At the beginning of each school year, all classroom teachers assess each child’s strengths and weaknesses in the core areas of reading, math and writing. The assessment tools used have been developed in collaboration with classroom teachers and learning specialists.
In Kindergarten, a learning specialist observes and monitors a child’s progress in the classroom. During the spring semester, kindergartners in need of additional support meet with the learning specialist in the classroom and/or in a small group.
Grades 1 and 2 students who needed additional support in Kindergarten continue working with the learning specialist as necessary. Following the classroom formal assessment, teachers may identify additional children who are in need of support and the learning specialist will conduct further screening for the children referred.
In Grades 3-4, a grade level Gates-MacGinitie Reading Test is administered to all children. Following this assessment, and in conjunction with teacher assessments or any evaluation that might be on file, students are identified for individual or small group support. Moreover, it assesses if grade specific curriculum, as developed by grade level teachers, is being implemented consistently across classrooms.
The mathematics specialists are also responsible for supporting effective K–6 mathematics instruction and student learning. Specific roles and responsibilities vary according to the needs of each teacher and their students. At the classroom level, specialists teach mathematics to students in one or more grade levels or work with particular groups of students to provide remediation or enrichment support services. At the school level, specialists work with K-6 teachers, colleagues in the Grades 5-12 mathematics department, and administrators on the development of curriculum, assessment, and parent outreach. For teachers, specialists work with them in a professional development capacity to help strengthen their understanding of mathematics content or help them develop more effective instruction or assessment. At the department level, specialists work with colleagues to streamline and improve the overall K-6 mathematics curriculum and assessment process.
Additionally, the Guidance team, including the division head, psychologist, learning and math specialists, director of diversity and inclusion, and nurse meet regularly to discuss any child or family in need of intervention and support. Classroom teachers may also be included and a classroom observation may follow in the decision-making process.
Middle School & Upper School
Middle School small group support is based on the recommendation of the prior year’s academic team, including division head, teachers, and specialists or at the recommendation of an evaluation. The academic team continues to monitor student strengths and weaknesses as they progress, and determines whether or not the student should continue to receive support.
The Comprehensive Test Program is administered in Grades 4, 6 and 7, and the results are used as comparative data relative to a student’s performance in class and to the core curriculum. The data is maintained as part of a student’s academic record.

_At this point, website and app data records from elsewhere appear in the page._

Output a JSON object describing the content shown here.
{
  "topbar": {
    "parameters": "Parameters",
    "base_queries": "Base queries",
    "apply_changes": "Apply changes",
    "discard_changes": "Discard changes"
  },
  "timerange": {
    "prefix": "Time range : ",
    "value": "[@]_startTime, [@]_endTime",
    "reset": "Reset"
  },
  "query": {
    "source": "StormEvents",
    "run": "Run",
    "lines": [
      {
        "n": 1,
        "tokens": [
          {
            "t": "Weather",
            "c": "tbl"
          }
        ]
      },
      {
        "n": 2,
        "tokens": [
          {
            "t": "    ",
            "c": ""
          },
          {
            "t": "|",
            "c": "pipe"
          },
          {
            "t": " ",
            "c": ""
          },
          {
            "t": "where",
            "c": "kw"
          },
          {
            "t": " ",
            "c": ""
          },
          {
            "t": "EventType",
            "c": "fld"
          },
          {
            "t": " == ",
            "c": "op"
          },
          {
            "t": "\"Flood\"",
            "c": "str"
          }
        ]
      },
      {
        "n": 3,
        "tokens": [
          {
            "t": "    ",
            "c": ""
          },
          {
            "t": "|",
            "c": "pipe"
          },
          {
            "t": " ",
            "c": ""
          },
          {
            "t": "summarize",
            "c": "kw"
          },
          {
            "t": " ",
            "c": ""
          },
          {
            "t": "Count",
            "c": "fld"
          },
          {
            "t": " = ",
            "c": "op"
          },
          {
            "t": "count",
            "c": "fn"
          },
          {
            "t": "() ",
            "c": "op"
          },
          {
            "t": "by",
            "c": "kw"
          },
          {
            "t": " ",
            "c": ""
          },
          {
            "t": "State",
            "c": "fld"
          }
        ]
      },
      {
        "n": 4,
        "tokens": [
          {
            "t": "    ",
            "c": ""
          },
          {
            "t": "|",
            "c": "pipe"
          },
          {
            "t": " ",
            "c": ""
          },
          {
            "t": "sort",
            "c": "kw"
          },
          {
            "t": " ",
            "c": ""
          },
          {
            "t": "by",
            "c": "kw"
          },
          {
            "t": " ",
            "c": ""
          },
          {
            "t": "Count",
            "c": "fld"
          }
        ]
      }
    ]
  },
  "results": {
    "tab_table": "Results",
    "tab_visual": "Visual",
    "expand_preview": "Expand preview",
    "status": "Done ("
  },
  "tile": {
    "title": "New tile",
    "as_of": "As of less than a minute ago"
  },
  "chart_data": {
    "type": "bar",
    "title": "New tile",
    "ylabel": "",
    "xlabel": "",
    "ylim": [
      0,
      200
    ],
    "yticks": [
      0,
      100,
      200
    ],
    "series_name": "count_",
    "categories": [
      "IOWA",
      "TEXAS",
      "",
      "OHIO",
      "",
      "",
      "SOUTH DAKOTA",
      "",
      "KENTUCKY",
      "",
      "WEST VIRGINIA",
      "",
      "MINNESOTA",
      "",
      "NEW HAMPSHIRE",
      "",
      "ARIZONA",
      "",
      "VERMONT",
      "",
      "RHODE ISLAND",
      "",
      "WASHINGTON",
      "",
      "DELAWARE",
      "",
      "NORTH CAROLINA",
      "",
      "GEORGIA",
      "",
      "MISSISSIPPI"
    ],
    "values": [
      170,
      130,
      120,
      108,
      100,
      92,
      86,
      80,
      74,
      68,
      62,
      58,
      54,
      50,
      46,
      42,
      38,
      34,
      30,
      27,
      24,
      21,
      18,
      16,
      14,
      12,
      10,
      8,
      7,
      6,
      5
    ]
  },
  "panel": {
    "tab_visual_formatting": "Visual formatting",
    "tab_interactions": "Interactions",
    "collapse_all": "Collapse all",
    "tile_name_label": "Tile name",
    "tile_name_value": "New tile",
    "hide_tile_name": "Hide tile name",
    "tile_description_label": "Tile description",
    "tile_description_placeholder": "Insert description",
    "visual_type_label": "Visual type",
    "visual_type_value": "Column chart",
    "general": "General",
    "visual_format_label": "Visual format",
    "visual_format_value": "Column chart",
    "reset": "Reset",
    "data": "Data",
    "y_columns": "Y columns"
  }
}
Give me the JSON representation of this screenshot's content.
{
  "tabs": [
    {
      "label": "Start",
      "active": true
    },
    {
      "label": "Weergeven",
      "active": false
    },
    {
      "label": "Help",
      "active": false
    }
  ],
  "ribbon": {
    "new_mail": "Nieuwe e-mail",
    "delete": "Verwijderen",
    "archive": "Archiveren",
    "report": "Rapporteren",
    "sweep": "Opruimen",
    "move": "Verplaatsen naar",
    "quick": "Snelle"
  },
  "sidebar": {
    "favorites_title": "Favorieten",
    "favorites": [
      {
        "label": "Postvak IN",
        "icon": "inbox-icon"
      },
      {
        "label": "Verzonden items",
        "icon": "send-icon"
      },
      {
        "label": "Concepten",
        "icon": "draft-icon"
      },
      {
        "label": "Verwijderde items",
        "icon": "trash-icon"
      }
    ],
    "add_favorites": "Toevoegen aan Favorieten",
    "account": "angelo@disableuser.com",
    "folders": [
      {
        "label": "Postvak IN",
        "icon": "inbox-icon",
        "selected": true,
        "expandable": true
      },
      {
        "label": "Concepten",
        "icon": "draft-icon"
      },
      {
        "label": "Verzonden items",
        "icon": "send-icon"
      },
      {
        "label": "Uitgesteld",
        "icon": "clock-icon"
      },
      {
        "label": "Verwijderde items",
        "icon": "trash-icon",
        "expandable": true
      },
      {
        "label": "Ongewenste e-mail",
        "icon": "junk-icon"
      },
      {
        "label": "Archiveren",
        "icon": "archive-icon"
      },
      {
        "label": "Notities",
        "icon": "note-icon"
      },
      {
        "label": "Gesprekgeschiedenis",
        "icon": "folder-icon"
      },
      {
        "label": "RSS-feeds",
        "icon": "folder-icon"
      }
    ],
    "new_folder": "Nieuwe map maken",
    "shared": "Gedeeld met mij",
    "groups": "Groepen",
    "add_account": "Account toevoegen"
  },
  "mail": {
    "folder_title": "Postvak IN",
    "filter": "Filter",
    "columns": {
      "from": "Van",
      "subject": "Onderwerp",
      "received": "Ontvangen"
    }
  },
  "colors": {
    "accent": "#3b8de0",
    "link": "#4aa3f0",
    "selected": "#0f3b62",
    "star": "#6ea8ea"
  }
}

Academic Workshop is offered for small group support led by a learning specialist available to students in Grades 5 and 6 who need scaffolding with organizational skills, reading and writing. In Grades 7-12, Skills class and/or drop-in sessions are offered for those who need additional help with executive functioning, i.e. planning, organization, time management, self-monitoring, and advocacy.
Students in Grades 7-12 may utilize the support services of the Academic Center, which provides more subject-specific help or enrichment as well as peer tutoring.
Rates of progress and the effectiveness of intervention are assessed on an on-going basis. When outside tutors are utilized in Lower School, they are expected to report to teachers and specialists consistently. In Middle & Upper School, families are encouraged to have tutors contact teachers and advisors in order to monitor content collaboration and student progress.
Sometimes, if there is more than one issue at play or if it is unclear what may be getting in the way of a student’s success, achievement, or ability, a comprehensive neuropsychological evaluation may be recommended which can help elucidate the student’s needs and target necessary support.